“The GW4 Isambard project aims to deliver the world’s first Arm-based, production-quality HPC service,” said Professor Simon McIntosh-Smith. “Ease of use, robustness, and performance, are all critical for a production service, and our early experiences are very promising.”

Professor McIntosh-Smith will present Isambard’s performance results at the conference and will take part in panel debates on the future of Arm-based supercomputing.

First hackathon

The Isambard team ran their first hackathon at Cray’s UK headquarters in Bristol on 2-3 November 2017. The event attracted over 30 software developers from collaborators GW4, Met Office and Cray, as well as international institutions including the University of Vienna, ETH Zürich and KTH Stockholm. Significant technical progress was achieved, and the hackathon culminated in a celebratory dinner on Isambard Kingdom Brunel’s famous ship, the SS Great Britain.

The hackathon was jointly supported by a GW4 Accelerator grant and Cray Inc.

Professor James Davenport, GW4 PI and Professor of Computer Science at University of Bath said: "The success of the GW4/Cray-funded hackathon shows that the GW4 grouping can bring together a critical mass of researchers, attract research software developers from across Europe to attend the hackathon, and produce a range of results that no single site could have produced. It puts the GW4 hi-tech area, including the Met Office and Cray's EMEA Research Laboratory in Bristol, firmly on the world's supercomputing map."

Following the huge success of Isambard’s first hackathon, plans are already being made for a second hackathon in 2018.

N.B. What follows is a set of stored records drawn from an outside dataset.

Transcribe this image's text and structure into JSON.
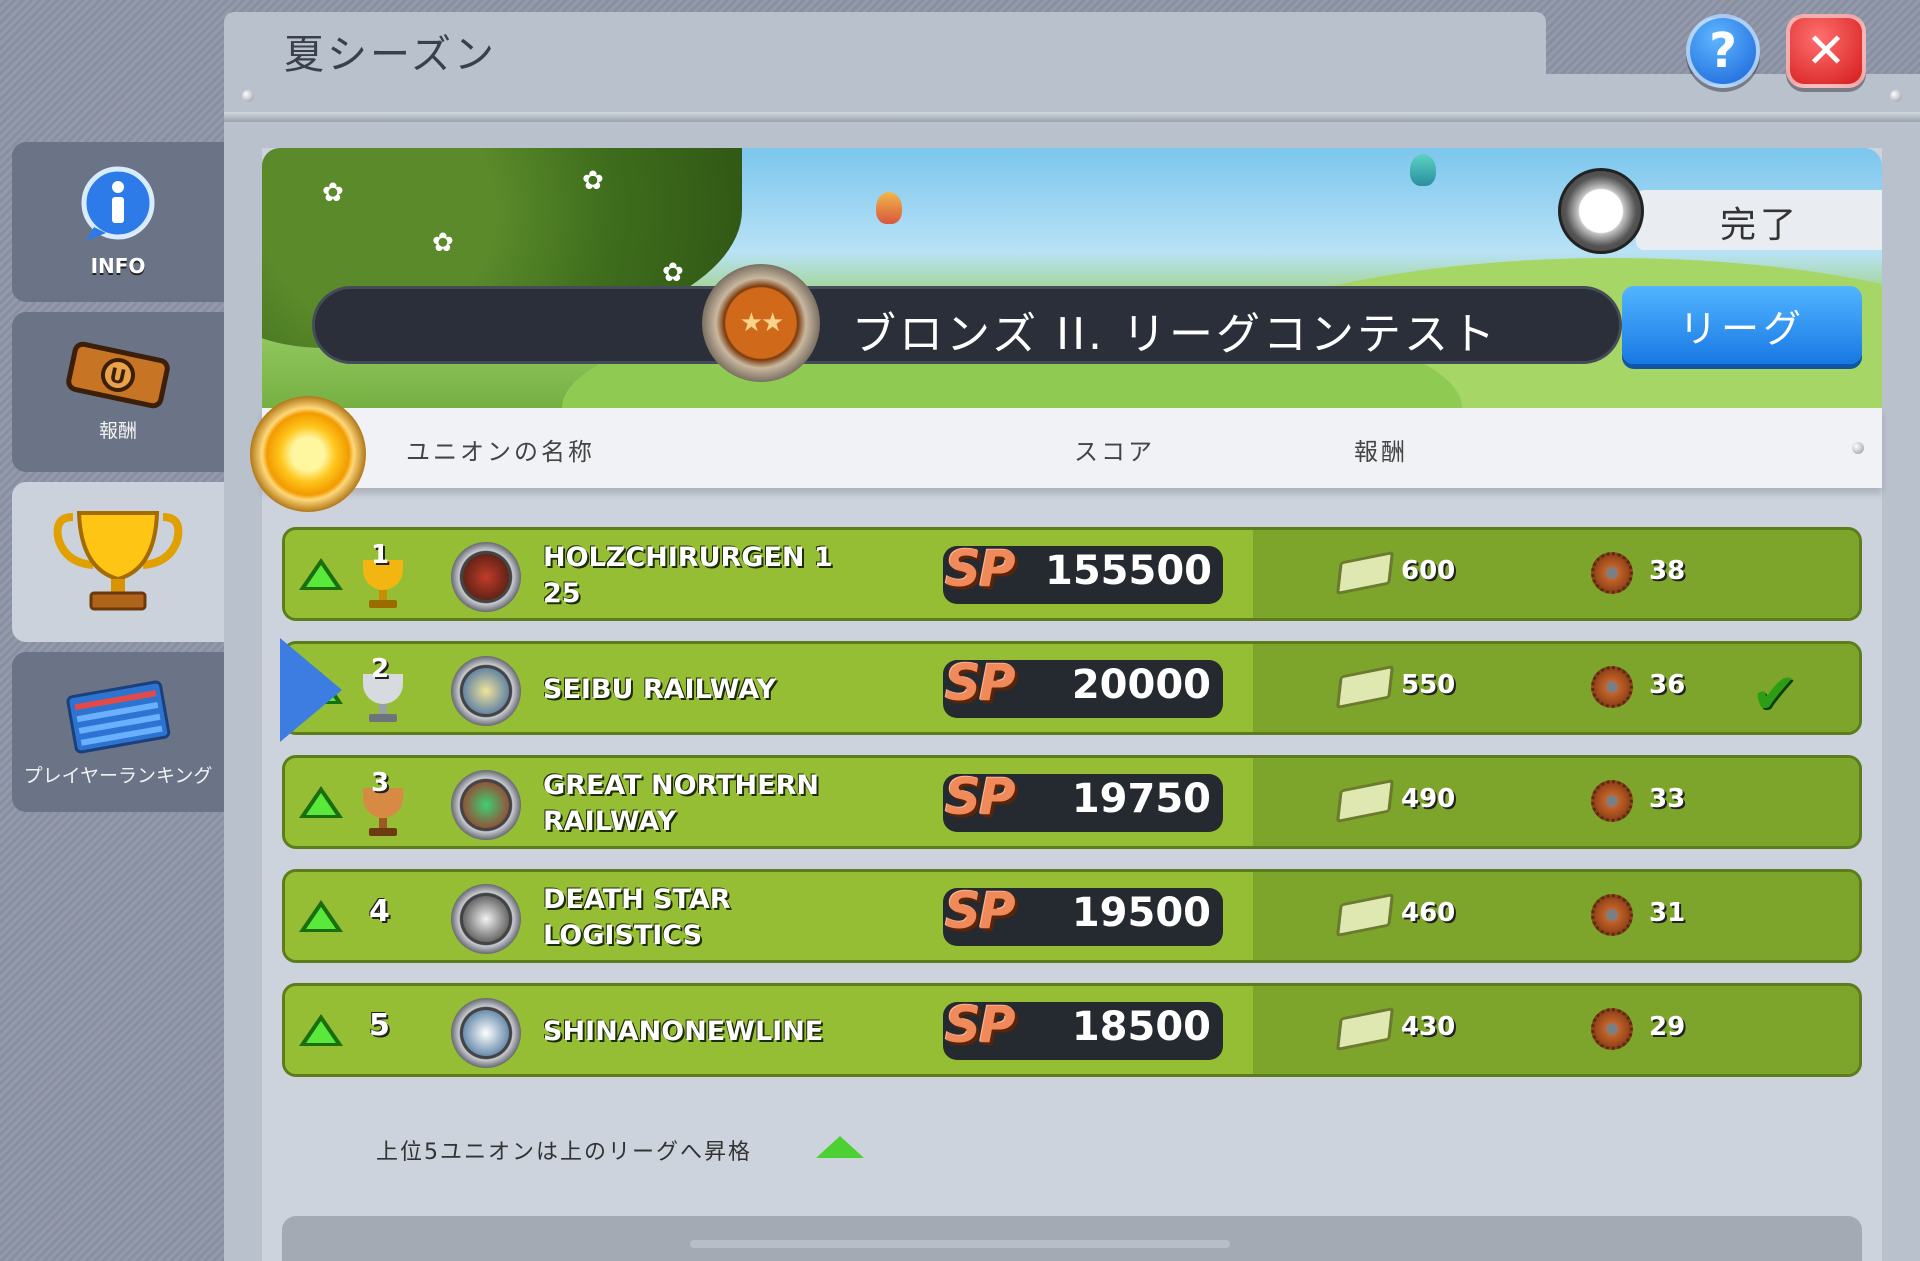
{
  "sidebar": {
    "items": [
      {
        "label": "INFO",
        "icon": "info-icon"
      },
      {
        "label": "報酬",
        "icon": "ticket-icon"
      },
      {
        "label": "",
        "icon": "trophy-icon"
      },
      {
        "label": "プレイヤーランキング",
        "icon": "ranking-board-icon"
      }
    ]
  },
  "panel": {
    "title": "夏シーズン"
  },
  "header_buttons": {
    "help": "?",
    "close": "✕"
  },
  "banner": {
    "timer_label": "完了",
    "league_title": "ブロンズ II. リーグコンテスト",
    "league_medal_stars": "★★",
    "league_button": "リーグ"
  },
  "columns": {
    "name": "ユニオンの名称",
    "score": "スコア",
    "reward": "報酬"
  },
  "rows": [
    {
      "rank": "1",
      "name_line1": "HOLZCHIRURGEN 1",
      "name_line2": "25",
      "score": "155500",
      "cash": "600",
      "gears": "38",
      "trophy": "gold"
    },
    {
      "rank": "2",
      "name_line1": "SEIBU RAILWAY",
      "name_line2": "",
      "score": "20000",
      "cash": "550",
      "gears": "36",
      "trophy": "silver",
      "own_union": true
    },
    {
      "rank": "3",
      "name_line1": "GREAT NORTHERN",
      "name_line2": "RAILWAY",
      "score": "19750",
      "cash": "490",
      "gears": "33",
      "trophy": "bronze"
    },
    {
      "rank": "4",
      "name_line1": "DEATH STAR",
      "name_line2": "LOGISTICS",
      "score": "19500",
      "cash": "460",
      "gears": "31"
    },
    {
      "rank": "5",
      "name_line1": "SHINANONEWLINE",
      "name_line2": "",
      "score": "18500",
      "cash": "430",
      "gears": "29"
    }
  ],
  "score_prefix": "SP",
  "promotion_text": "上位5ユニオンは上のリーグへ昇格",
  "colors": {
    "row_green": "#95be35",
    "row_green_dark": "#7ea52b",
    "league_blue": "#1878e4",
    "close_red": "#d41b1b"
  }
}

Find more information about GW4’s supercomputer, Isambard: 

University of Bath
University of Bristol
Cardiff University
University of Exeter